Machine learning is rapidly transforming the retail sector online and in-store, and brick-and-mortar and online retailers alike must keep up if they want a competitive edge in an increasingly competitive market, a leading expert says.
It’s AI’s ability to seamlessly collect data about consumers and use this to predict and direct future purchasing habits that makes it such a powerful tool for retailers, Dr Paul Warner, VP of Customer and Employee Experience Strategy at InMoment told Retailbiz.
“Customers are becoming much more comfortable with sharing stories and often AI able to take on nuanced emotional elements that could predict future customer behaviour.”

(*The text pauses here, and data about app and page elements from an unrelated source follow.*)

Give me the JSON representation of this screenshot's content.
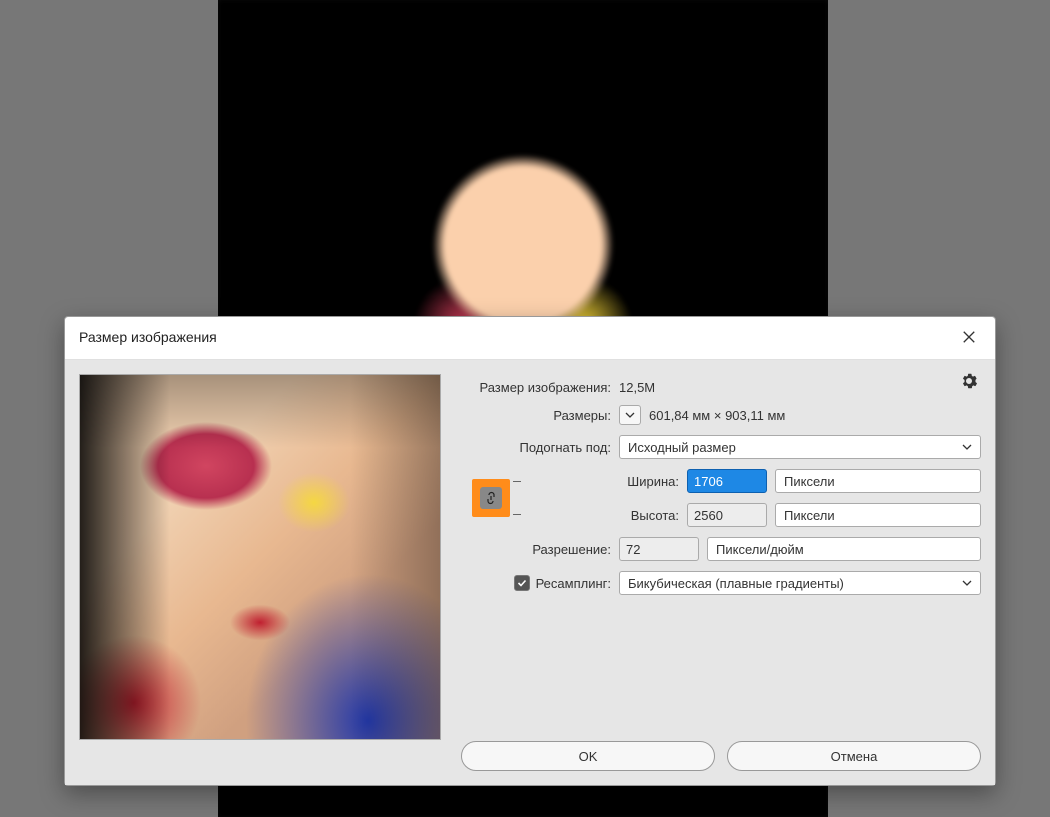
{
  "dialog": {
    "title": "Размер изображения",
    "size_label": "Размер изображения:",
    "size_value": "12,5M",
    "dimensions_label": "Размеры:",
    "dimensions_value": "601,84 мм  ×  903,11 мм",
    "fit_label": "Подогнать под:",
    "fit_value": "Исходный размер",
    "width_label": "Ширина:",
    "width_value": "1706",
    "width_unit": "Пиксели",
    "height_label": "Высота:",
    "height_value": "2560",
    "height_unit": "Пиксели",
    "resolution_label": "Разрешение:",
    "resolution_value": "72",
    "resolution_unit": "Пиксели/дюйм",
    "resample_label": "Ресамплинг:",
    "resample_value": "Бикубическая (плавные градиенты)",
    "ok": "OK",
    "cancel": "Отмена"
  }
}
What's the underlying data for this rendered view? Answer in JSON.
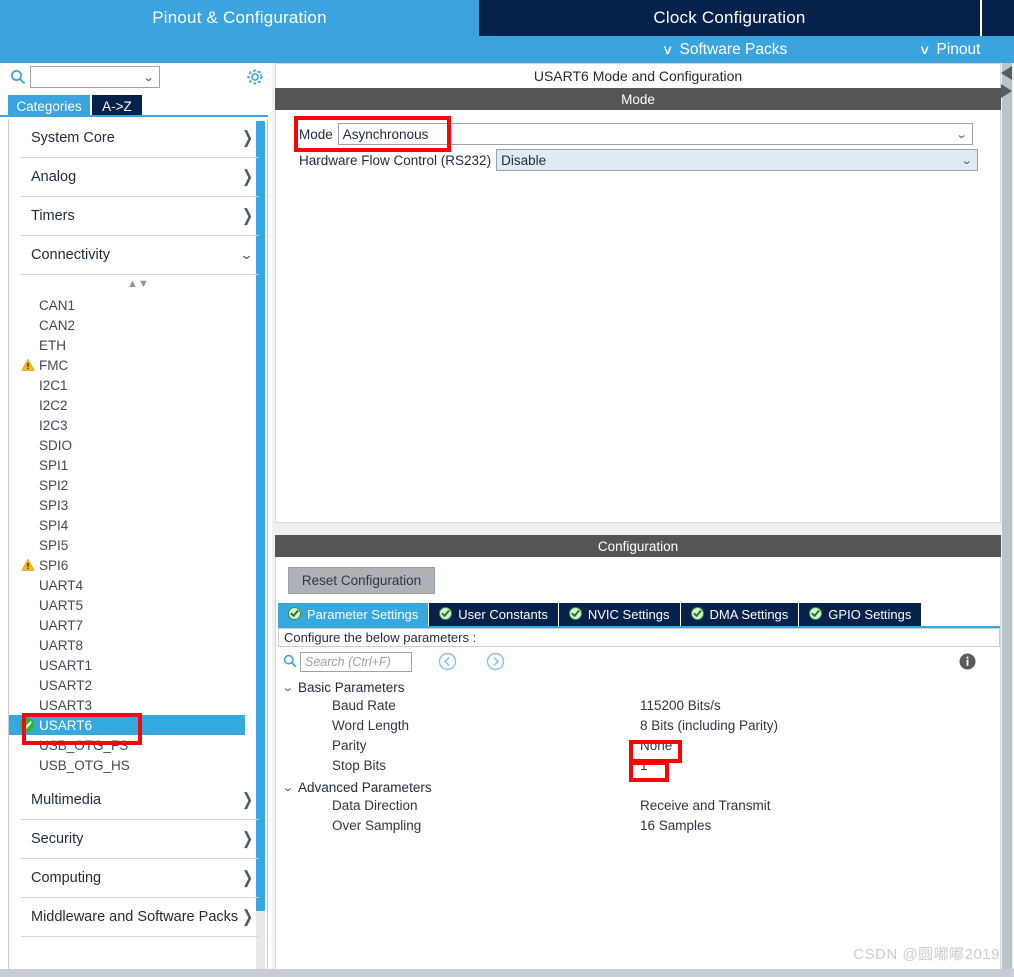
{
  "topbar": {
    "tabs": [
      {
        "label": "Pinout & Configuration",
        "active": true
      },
      {
        "label": "Clock Configuration",
        "active": false
      }
    ]
  },
  "subbar": {
    "software_packs": "Software Packs",
    "pinout": "Pinout",
    "chevron": "∨"
  },
  "sidebar": {
    "search": {
      "placeholder": "",
      "value": ""
    },
    "tabs": [
      {
        "label": "Categories",
        "active": true
      },
      {
        "label": "A->Z",
        "active": false
      }
    ],
    "categories": [
      {
        "label": "System Core",
        "state": "closed"
      },
      {
        "label": "Analog",
        "state": "closed"
      },
      {
        "label": "Timers",
        "state": "closed"
      },
      {
        "label": "Connectivity",
        "state": "open"
      }
    ],
    "peripherals": [
      {
        "label": "CAN1",
        "status": "none"
      },
      {
        "label": "CAN2",
        "status": "none"
      },
      {
        "label": "ETH",
        "status": "none"
      },
      {
        "label": "FMC",
        "status": "warning"
      },
      {
        "label": "I2C1",
        "status": "none"
      },
      {
        "label": "I2C2",
        "status": "none"
      },
      {
        "label": "I2C3",
        "status": "none"
      },
      {
        "label": "SDIO",
        "status": "none"
      },
      {
        "label": "SPI1",
        "status": "none"
      },
      {
        "label": "SPI2",
        "status": "none"
      },
      {
        "label": "SPI3",
        "status": "none"
      },
      {
        "label": "SPI4",
        "status": "none"
      },
      {
        "label": "SPI5",
        "status": "none"
      },
      {
        "label": "SPI6",
        "status": "warning"
      },
      {
        "label": "UART4",
        "status": "none"
      },
      {
        "label": "UART5",
        "status": "none"
      },
      {
        "label": "UART7",
        "status": "none"
      },
      {
        "label": "UART8",
        "status": "none"
      },
      {
        "label": "USART1",
        "status": "none"
      },
      {
        "label": "USART2",
        "status": "none"
      },
      {
        "label": "USART3",
        "status": "none"
      },
      {
        "label": "USART6",
        "status": "enabled",
        "selected": true
      },
      {
        "label": "USB_OTG_FS",
        "status": "none"
      },
      {
        "label": "USB_OTG_HS",
        "status": "none"
      }
    ],
    "categories_bottom": [
      {
        "label": "Multimedia",
        "state": "closed"
      },
      {
        "label": "Security",
        "state": "closed"
      },
      {
        "label": "Computing",
        "state": "closed"
      },
      {
        "label": "Middleware and Software Packs",
        "state": "closed"
      }
    ]
  },
  "panel": {
    "title": "USART6 Mode and Configuration",
    "mode_header": "Mode",
    "mode_field_label": "Mode",
    "mode_field_value": "Asynchronous",
    "flow_field_label": "Hardware Flow Control (RS232)",
    "flow_field_value": "Disable",
    "config_header": "Configuration",
    "reset_button": "Reset Configuration",
    "tabs": [
      {
        "label": "Parameter Settings",
        "active": true
      },
      {
        "label": "User Constants",
        "active": false
      },
      {
        "label": "NVIC Settings",
        "active": false
      },
      {
        "label": "DMA Settings",
        "active": false
      },
      {
        "label": "GPIO Settings",
        "active": false
      }
    ],
    "hint": "Configure the below parameters :",
    "search_placeholder": "Search (Ctrl+F)",
    "param_sections": [
      {
        "title": "Basic Parameters",
        "state": "open",
        "rows": [
          {
            "name": "Baud Rate",
            "value": "115200 Bits/s"
          },
          {
            "name": "Word Length",
            "value": "8 Bits (including Parity)"
          },
          {
            "name": "Parity",
            "value": "None"
          },
          {
            "name": "Stop Bits",
            "value": "1"
          }
        ]
      },
      {
        "title": "Advanced Parameters",
        "state": "open",
        "rows": [
          {
            "name": "Data Direction",
            "value": "Receive and Transmit"
          },
          {
            "name": "Over Sampling",
            "value": "16 Samples"
          }
        ]
      }
    ]
  },
  "watermark": "CSDN @圆嘟嘟2019",
  "colors": {
    "accent_light_blue": "#3ba3dd",
    "accent_dark_navy": "#06224a",
    "header_gray": "#555555",
    "annotation_red": "#f90505",
    "selection_blue": "#35a8e0",
    "warning_yellow": "#f5b919",
    "ok_green": "#2eb82e"
  }
}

Retailers that can not only efficiently collect data, but develop insights about consumers from that data will thrive in the future retail market, Dr Warner says, while others will slowly phase out.
“AI is going to be the new competitive battleground simply because those brands that use it really well, they’re not only able to retain more of a customer base but they’re also able to capture larger markets, larger customer segments because they understand more about who their customers are.”
Stu Spiteri, CEO of Systema AI says it is consumer demand for an individualised experience that has given “tailwind” to these expectations – an expectation that AI technology is tailored to deliver.
“Well-conceived AI which is about the marrying of technology with the retail environment can provide for those things without the complexity of what was traditional technology,” he said.
AI is “core and critical” to customer’s online purchasing habits, Mr Spiteri says. And increasingly, AI won’t be limited to online platforms, but will in fact be more prevalent in-store.
“There’s gonna be a ratio of 10 to 1 in-store to digital because 90 per cent of revenue is in-store.”
It’s the ability for AI to understand and predict customer intentions and behaviour and to fulfil expectations before they arise that makes it such a powerful tool for retailers, Dr Warner says.
“It’s becoming more and more important and that is we’re finding that customers’ expectations are changing so quickly and those expectations are shifting away from any experience where customer themselves has to put in a cons amount of effort to either seamless, frictionless or touchless experience.”
But finding a balance between the utility of this data for customers and retailers alike and the importance of safeguarding individual privacy is critical.
“Customers want AI that will again ease the amount of effort it takes for them to complete transactions and that will make it more efficient for them but there is a balance between that kind of personalisation vs overpersonalisation that is creepy,” Dr Warner said.